I remember how pleased I was when Pacino let his age show, in movies like… hmm… when did he start looking ravaged? Heat? Scent of a Woman?. Not like Cary Grant in North By Northwest or Gable in Teacher’s Pet – geezers romancing younger women. I like Grant and Gable but having them nuzzling young dishes in their late 50s… Ugh. To me, Gable and Doris Day in a clinch has not aged well. Meanwhile, my hat is off to Clint Eastwood for making Laura Linney his daughter instead of his squeeze in Absolute Power. He was pushing it with Streep in Madison County (she’s 19 years younger than he is). And Redford and Deniro just throw their aging mugs up there onscreen without feathers. So too Woody Allen, but thank God he’s finally stopping pairing himself with young women. Btw, Paul Newman. RIP. There was a guy who looked great all the way through. Burt Reynolds, once, just once, take off the rug. In Leatherheads, Renee Zellweger, 39, claims to be 29; does she mean it or was that just a character lying about her age? Stallone, ok, he’s had so much work done that he’s entered the realm of the weird but for some reason that doesn’t bother me at all. There he is in the latest Rambo, totally unwrinkled and supposedly a guy living as a snake-catcher out in the bushes and that totally works for me. On the other hand, what is it with Mathew Broderick? I kept staring at him in Then She Found Me, trying to figure out what’s strange about his face. He looks like a recovered burn victim. I googled his name along with “work done” and all I got were hits about his wife’s plastic surgery (Sarah Jessica Parker’s, that is). Bottom line: skip the lift. P.S.: Parker Posey, Maggie Cheung, Michelle Yeoh, Mary Kay Place, Dianne Weist.
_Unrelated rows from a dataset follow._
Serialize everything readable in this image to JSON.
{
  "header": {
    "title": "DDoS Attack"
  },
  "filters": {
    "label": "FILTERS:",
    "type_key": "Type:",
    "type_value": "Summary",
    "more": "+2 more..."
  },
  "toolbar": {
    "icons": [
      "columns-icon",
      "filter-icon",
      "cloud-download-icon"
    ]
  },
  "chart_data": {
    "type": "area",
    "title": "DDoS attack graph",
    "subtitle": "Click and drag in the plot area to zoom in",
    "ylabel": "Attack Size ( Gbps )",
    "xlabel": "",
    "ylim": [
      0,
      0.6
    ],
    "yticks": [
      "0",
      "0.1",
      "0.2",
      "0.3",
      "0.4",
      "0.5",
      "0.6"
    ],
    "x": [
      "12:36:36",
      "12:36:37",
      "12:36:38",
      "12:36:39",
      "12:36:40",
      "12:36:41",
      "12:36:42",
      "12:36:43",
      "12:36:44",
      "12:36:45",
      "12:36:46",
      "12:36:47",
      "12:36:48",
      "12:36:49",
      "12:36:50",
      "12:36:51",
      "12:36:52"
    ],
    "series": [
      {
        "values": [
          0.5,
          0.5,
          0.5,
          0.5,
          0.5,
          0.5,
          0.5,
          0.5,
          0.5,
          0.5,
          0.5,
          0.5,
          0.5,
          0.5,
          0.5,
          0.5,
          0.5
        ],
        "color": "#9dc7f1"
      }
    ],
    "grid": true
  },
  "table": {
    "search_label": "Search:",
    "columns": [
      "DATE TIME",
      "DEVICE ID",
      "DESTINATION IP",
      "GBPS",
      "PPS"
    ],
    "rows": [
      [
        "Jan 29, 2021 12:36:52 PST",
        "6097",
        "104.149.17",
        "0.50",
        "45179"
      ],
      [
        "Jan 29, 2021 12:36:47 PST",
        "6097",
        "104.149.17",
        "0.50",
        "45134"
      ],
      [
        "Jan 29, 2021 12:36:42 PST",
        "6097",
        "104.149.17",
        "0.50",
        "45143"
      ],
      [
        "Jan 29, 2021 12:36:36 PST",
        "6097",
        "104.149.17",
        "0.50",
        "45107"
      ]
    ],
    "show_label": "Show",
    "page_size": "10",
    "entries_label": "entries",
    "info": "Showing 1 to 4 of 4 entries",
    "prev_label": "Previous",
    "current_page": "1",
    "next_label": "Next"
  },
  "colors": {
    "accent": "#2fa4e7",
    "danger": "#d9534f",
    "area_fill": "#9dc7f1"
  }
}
05/13/10 I typed “actresses over…” into the Google search bar the other night and up came lots of prompts for “actresses over 40,” “actresses over 50,” etc. There are so many older actresses now that the question is why, what has changed? Why the concepts of cougar and MILF? I heard one talking head speculate that the baby boomers, who have been influencing, if not driving, cultural trends since the 60s, are unwilling to give up on sexuality and romance, age be damned.
May 24, 2010 – Mick LaSalle (San Francisco Chronicle) published a little article last week in which he discussed the increased number of women over 40 in the movies. He pointed out that by that age, stars like Lana Turner and Rita Hayworth were showing signs of wear and tear, whereas today, actors are staying in better shape longer. Less booze? Less smoking? A more mellow age, compared to the turbulent mid-century past? Boomers refusing to go quietly into the night? 40 is the new 30? I just watched Jennifer Aniston in Friends With Money (2006) and she has no problem playing what amounts to someone pre-30 with her head, etc., held high.
P.S., for research purposes, 11 who, over 50, pulled it off.
Filed under: Filmology |